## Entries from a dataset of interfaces
========================================================================

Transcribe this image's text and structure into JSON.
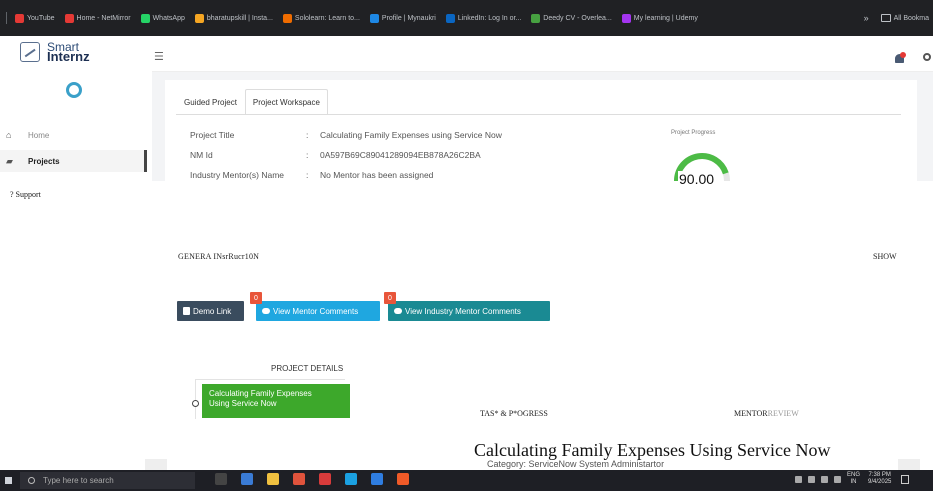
{
  "bookmarks": [
    {
      "label": "YouTube",
      "color": "#e53935"
    },
    {
      "label": "Home - NetMirror",
      "color": "#e53935"
    },
    {
      "label": "WhatsApp",
      "color": "#25d366"
    },
    {
      "label": "bharatupskill | Insta...",
      "color": "#f5a623"
    },
    {
      "label": "Sololearn: Learn to...",
      "color": "#ef6c00"
    },
    {
      "label": "Profile | Mynaukri",
      "color": "#1e88e5"
    },
    {
      "label": "LinkedIn: Log In or...",
      "color": "#0a66c2"
    },
    {
      "label": "Deedy CV - Overlea...",
      "color": "#47a141"
    },
    {
      "label": "My learning | Udemy",
      "color": "#a435f0"
    }
  ],
  "bookmarks_right": {
    "more": "»",
    "all_bookmarks": "All Bookma"
  },
  "brand": {
    "line1": "Smart",
    "line2": "Internz"
  },
  "icons": {
    "menu": "☰",
    "home": "⌂",
    "projects": "▰"
  },
  "nav": {
    "home": "Home",
    "projects": "Projects",
    "support": "? Support"
  },
  "tabs": [
    "Guided Project",
    "Project Workspace"
  ],
  "project_info": [
    {
      "key": "Project Title",
      "sep": ":",
      "value": "Calculating Family Expenses using Service Now"
    },
    {
      "key": "NM Id",
      "sep": ":",
      "value": "0A597B69C89041289094EB878A26C2BA"
    },
    {
      "key": "Industry Mentor(s) Name",
      "sep": ":",
      "value": "No Mentor has been assigned"
    }
  ],
  "progress": {
    "label": "Project Progress",
    "value_text": "90.00",
    "percent": 90,
    "color": "#4cbb45"
  },
  "sections": {
    "general_instruction": "GENERA INsrRucr10N",
    "show": "SHOW"
  },
  "buttons": {
    "demo": "Demo Link",
    "mentor_comments": "View Mentor Comments",
    "mentor_badge": "0",
    "industry_comments": "View Industry Mentor Comments",
    "industry_badge": "0"
  },
  "project_details": {
    "title": "PROJECT DETAILS",
    "item_line1": "Calculating Family Expenses",
    "item_line2": "Using Service Now"
  },
  "tasks_heading": "TAS* & P*OGRESS",
  "mentor_heading": {
    "main": "MENTOR",
    "faded": "REVIEW"
  },
  "task_title": "Calculating Family Expenses Using Service Now",
  "task_category": "Category: ServiceNow System Administartor",
  "taskbar": {
    "search_placeholder": "Type here to search",
    "lang1": "ENG",
    "lang2": "IN",
    "time": "7:38 PM",
    "date": "9/4/2025",
    "app_colors": [
      "#444",
      "#3a7bd5",
      "#f0c040",
      "#e0533c",
      "#d83b3b",
      "#1ba1e2",
      "#2f7de1",
      "#f05a28"
    ]
  }
}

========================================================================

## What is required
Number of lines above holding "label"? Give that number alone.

## Task answer
10